- You will need to have an evaluation to see if you are eligible for a transplant once a center is decided. The evaluation include having a heart condition that would benefit from transplantation, are healthy enough to undergo surgery and post-transplant treatments, might benefit from other, less aggressive treatment options, are willing and able to follow the medical program outlined by the transplant team and will agree to quit smoking, if you smoke.
- The center will put you on a waiting list if the transplant center medical team determines that you are a good candidate for a heart transplant.
- Your heart and other organs will be monitored and your treatment will be adjusted as necessary by your medical team while you are on the waiting list.
- A ventricular assist devices (VADs) will be recommended by your doctor to support your heart while you wait for a donor organ if medical therapy fails to support your vital organs.
- A pager or cellphone is provided by the transplant center to notify you when a potential heart is available. Your cellphone or pager should be charged and turned on at all times.
- You will have to go to the transplant hospital immediately after being notified as you and your transplant team have limited time to accept the donation.
- A final evaluation will be done by your doctors and transplant team once you arrive at the hospital to determine if the donor heart is suitable for you and if you are ready for surgery.
- You might not be able to have the transplant if your doctors and transplant team decide that either the donor heart or surgery is not appropriate for you.
Procedure for Heart Transplant:
- Heart transplant is an open-heart procedure that may take several hours.

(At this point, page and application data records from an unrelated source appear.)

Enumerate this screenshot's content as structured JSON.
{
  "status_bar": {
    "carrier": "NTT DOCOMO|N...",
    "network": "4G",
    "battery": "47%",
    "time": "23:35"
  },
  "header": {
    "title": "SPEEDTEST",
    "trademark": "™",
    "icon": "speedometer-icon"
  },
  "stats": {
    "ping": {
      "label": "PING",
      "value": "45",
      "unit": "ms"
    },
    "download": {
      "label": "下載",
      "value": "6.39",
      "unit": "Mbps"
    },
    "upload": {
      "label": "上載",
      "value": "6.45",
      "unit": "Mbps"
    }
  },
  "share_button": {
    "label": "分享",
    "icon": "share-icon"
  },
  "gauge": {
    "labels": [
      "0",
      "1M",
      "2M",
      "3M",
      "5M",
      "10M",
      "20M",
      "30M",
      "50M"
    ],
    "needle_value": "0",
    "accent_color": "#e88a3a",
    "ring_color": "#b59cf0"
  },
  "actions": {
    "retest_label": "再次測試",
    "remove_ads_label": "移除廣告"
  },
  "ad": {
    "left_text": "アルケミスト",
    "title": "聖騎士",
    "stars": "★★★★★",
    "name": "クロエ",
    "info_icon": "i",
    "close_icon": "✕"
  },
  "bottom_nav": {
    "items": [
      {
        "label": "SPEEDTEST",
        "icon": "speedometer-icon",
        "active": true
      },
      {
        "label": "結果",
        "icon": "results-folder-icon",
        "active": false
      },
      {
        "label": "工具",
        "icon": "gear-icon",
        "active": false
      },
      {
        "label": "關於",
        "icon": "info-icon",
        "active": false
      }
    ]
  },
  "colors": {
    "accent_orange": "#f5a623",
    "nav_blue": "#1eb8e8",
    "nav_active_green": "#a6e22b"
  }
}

The surgery is more complicated and will be longer if you have had previous heart surgeries.
- General anesthetic will be received by you before the procedure.
- You will be connected to a heart-lung bypass machine by the surgeon to keep oxygen-rich blood flowing throughout your body.
- An incision will be made in your chest by the surgeon. Your chest bone will be separated and your rib cage will be opened by the surgeon so that he or she can operate on your heart.
- The diseased heart will be removed and the donor heart will be sewed into place. The major blood vessels will then be attached to the donor heart.
- The new heart will start beating when blood flow is restored. Sometimes an electric shock is required to make the donor heart beat properly.
- Medication will be provided to help with pain control after the surgery.
- You will be on ventilator to help you breathe and tubes in your chest to drain fluids from around your lungs and heart.
- You will also receive fluids and medications through intravenous (IV) tubes after surgery.
Recovery from Heart Transplant:
- Initially you will have to stay in the intensive care unit (ICU) for a few days, then will be moved to a regular hospital room.
- The patient will probably stay in the hospital for about a week or two after leaving ICU. The duration of stay in the ICU and in the hospital varies from person to person.
- You will be monitored at your outpatient transplant center by your transplant team after you leave the hospital.
- You will also be monitored for any signs or symptoms of rejection, such as shortness of breath, fatigue, fever, not urinating as much or weight gain.
- If you notice any signs or symptoms of rejection or infection, let your transplant team know.
- You will have frequent heart biopsies in the first few months after heart transplantation to determine whether your body is rejecting the new heart, when rejection is most likely to occur.
- The frequency of biopsies decreases over time.